I’ve had a weight problem since I was 6. I’ve weighed as much as 256 pounds, and I’m currently around 225. At that weight and standing 5’4″, my BMI is 38.6, which makes me “obese” or “extremely obese,” depending on which chart you read.
Just thought I’d get that out right at the start of my blog here at Health.com, because certainly someone will check out my contributor photo and realize that I am not a slim woman. I’ve never been smaller than a size 14 (though I’m still determined to get into a 12). And just as my diabetic colleague Sean Kelley knows more than most about his disease, I know quite a bit about mine.
There’s a funny thing about our perceptions of overweight people. We accept that people living with diabetes, cancer, celiac disorder, or any other condition know enough to teach the rest of us a thing or two. But we don’t expect people who are struggling with extra fat to know anything about how to fight it. And it really rankles some people that those who teach about healthy eating have obvious weight struggles.
Years ago, Cooking Light, Health‘s sister magazine, published staff photos in a December issue. The staff had had a baby boom: A third were pregnant or had recently given birth when the photo was taken. Response? Readers sent in nasty letters about how fat they looked. Yet, Cooking Light‘s staff includes registered dietitians and test-kitchen pros who understand the science of healthy, diet-friendly cooking better than most culinary school–trained chefs. (And, if you ask me, better also than the people who make fat-free salad dressing.)
The reality is, even with all the credentials, we are humans first.
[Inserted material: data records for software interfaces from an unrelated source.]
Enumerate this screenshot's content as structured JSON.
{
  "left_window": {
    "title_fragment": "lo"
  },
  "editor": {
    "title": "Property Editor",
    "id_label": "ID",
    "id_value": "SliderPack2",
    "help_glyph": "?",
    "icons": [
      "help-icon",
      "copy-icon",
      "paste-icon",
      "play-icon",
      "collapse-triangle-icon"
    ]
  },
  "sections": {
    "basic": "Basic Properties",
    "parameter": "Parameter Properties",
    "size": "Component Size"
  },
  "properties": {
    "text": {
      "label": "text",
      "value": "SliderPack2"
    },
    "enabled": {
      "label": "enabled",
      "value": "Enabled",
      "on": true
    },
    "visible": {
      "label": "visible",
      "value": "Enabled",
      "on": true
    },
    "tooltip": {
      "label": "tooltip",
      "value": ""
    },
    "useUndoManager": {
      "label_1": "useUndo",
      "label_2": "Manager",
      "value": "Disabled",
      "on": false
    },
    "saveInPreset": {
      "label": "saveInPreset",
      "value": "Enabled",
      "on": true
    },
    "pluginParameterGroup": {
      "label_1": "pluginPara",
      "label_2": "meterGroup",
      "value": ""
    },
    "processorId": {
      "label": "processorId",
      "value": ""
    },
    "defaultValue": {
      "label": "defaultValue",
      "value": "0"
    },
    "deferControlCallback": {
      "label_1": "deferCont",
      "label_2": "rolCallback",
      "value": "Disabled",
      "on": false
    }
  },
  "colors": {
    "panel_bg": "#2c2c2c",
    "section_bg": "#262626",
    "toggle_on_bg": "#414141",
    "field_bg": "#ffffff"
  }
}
I’ve spent most of my life trying to shed my weight, and once I joined Health‘s staff and started researching weight management as an editor, I gained a valuable perspective. Applying my journalist’s brain let me step back and do some troubleshooting from a different angle. Since then, I’ve been able to put what I’ve learned as a journalist on a weight-loss beat to successful use.